→ **THE PROBLEM**
Filter the data for lines with the word "Panneau", then copy every line so identified.

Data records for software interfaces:
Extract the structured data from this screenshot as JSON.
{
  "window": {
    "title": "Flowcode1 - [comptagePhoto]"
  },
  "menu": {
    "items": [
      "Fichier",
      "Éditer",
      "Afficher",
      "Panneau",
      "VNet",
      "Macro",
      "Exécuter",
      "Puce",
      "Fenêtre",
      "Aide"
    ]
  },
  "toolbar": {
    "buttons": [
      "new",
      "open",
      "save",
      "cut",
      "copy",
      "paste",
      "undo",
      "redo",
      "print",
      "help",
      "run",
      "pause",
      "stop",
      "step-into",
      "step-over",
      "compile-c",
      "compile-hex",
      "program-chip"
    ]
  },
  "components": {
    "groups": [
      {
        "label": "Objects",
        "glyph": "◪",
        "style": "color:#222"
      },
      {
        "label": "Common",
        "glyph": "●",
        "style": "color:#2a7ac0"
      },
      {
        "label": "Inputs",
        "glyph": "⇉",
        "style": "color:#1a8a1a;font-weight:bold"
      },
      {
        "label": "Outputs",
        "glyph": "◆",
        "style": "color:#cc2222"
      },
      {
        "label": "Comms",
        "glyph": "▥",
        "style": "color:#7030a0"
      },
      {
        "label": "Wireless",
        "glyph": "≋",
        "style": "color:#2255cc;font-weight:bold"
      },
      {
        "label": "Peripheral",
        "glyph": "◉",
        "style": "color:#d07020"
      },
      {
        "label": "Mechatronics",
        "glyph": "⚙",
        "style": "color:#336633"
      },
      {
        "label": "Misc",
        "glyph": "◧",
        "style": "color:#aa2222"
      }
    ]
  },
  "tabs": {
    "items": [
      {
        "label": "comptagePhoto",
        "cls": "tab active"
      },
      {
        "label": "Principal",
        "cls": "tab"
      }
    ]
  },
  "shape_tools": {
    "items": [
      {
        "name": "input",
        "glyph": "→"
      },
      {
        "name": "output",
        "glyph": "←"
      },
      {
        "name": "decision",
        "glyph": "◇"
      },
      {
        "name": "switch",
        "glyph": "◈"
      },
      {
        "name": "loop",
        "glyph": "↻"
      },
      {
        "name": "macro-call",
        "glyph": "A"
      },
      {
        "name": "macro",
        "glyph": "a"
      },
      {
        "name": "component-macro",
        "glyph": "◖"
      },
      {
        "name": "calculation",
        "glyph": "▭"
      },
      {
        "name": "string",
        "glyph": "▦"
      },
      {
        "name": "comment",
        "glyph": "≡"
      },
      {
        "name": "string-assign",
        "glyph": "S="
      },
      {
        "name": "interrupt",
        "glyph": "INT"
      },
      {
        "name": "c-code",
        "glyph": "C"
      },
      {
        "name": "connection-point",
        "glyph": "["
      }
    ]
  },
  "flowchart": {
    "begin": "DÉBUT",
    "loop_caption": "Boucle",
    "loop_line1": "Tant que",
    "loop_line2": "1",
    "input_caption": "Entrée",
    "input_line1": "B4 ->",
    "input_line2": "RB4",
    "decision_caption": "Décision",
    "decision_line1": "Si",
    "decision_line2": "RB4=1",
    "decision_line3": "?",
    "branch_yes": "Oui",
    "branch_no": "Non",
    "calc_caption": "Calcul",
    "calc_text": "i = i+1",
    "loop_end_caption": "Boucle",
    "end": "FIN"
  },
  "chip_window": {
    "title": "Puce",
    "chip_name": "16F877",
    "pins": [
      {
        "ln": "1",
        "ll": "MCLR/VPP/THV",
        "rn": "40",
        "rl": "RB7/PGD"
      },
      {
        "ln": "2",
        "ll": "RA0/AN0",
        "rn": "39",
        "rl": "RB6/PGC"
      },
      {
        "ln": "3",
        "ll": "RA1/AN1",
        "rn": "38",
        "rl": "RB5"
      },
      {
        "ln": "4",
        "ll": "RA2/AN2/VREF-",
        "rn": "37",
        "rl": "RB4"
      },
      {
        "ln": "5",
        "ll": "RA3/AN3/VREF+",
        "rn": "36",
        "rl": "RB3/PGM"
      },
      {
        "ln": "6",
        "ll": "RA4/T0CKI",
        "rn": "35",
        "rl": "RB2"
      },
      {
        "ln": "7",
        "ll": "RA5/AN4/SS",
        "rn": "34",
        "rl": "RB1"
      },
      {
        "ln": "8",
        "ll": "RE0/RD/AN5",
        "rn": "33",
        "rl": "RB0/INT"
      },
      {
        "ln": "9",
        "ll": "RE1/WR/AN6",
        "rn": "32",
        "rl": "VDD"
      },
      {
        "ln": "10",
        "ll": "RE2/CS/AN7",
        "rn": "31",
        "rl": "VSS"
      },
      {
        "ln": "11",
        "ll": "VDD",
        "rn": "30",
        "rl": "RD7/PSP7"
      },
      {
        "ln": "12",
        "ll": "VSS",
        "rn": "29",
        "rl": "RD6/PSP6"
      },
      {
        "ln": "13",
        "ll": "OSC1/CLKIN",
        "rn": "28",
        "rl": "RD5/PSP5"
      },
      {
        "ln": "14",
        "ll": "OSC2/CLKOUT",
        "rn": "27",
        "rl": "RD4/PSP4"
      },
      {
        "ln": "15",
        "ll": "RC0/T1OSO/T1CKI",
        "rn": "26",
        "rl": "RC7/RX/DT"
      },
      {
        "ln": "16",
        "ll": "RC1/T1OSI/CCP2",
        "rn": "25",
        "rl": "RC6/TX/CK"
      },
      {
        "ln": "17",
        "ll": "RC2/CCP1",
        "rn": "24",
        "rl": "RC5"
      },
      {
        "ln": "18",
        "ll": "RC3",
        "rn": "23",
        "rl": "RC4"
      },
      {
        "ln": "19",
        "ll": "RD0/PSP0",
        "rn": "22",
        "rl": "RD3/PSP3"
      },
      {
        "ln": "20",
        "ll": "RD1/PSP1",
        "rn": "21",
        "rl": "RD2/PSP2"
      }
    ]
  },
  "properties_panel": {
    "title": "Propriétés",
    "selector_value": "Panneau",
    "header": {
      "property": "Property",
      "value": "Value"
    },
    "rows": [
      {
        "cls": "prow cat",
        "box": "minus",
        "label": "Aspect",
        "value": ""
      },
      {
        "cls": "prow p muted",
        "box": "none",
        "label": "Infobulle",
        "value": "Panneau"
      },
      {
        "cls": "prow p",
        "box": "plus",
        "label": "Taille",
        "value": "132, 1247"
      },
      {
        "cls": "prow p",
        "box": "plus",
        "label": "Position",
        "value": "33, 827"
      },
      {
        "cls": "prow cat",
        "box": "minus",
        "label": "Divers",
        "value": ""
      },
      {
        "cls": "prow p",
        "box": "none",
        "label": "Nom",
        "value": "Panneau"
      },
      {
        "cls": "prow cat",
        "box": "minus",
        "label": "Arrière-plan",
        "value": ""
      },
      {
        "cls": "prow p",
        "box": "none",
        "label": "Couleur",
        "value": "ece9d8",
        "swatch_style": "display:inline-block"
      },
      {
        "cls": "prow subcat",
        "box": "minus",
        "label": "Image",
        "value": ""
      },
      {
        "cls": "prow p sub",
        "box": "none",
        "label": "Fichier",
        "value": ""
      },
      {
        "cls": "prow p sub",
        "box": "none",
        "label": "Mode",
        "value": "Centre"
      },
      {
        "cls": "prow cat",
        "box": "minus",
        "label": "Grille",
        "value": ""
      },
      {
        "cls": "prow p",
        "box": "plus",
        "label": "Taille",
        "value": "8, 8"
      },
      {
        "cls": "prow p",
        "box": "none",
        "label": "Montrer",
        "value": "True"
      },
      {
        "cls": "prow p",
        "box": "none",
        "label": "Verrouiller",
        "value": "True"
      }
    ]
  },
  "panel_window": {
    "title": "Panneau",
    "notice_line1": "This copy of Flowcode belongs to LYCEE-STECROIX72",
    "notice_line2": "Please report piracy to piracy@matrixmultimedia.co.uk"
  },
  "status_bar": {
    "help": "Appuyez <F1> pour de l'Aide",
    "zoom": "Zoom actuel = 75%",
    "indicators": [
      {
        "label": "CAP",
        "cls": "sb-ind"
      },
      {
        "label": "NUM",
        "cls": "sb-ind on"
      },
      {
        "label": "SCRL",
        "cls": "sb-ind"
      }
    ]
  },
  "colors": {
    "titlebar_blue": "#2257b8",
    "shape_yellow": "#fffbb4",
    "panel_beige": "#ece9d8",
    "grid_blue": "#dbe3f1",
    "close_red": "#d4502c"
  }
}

→ **YOUR RESPONSE**
      "Panneau",
    "selector_value": "Panneau",
        "value": "Panneau"
        "value": "Panneau"
    "title": "Panneau",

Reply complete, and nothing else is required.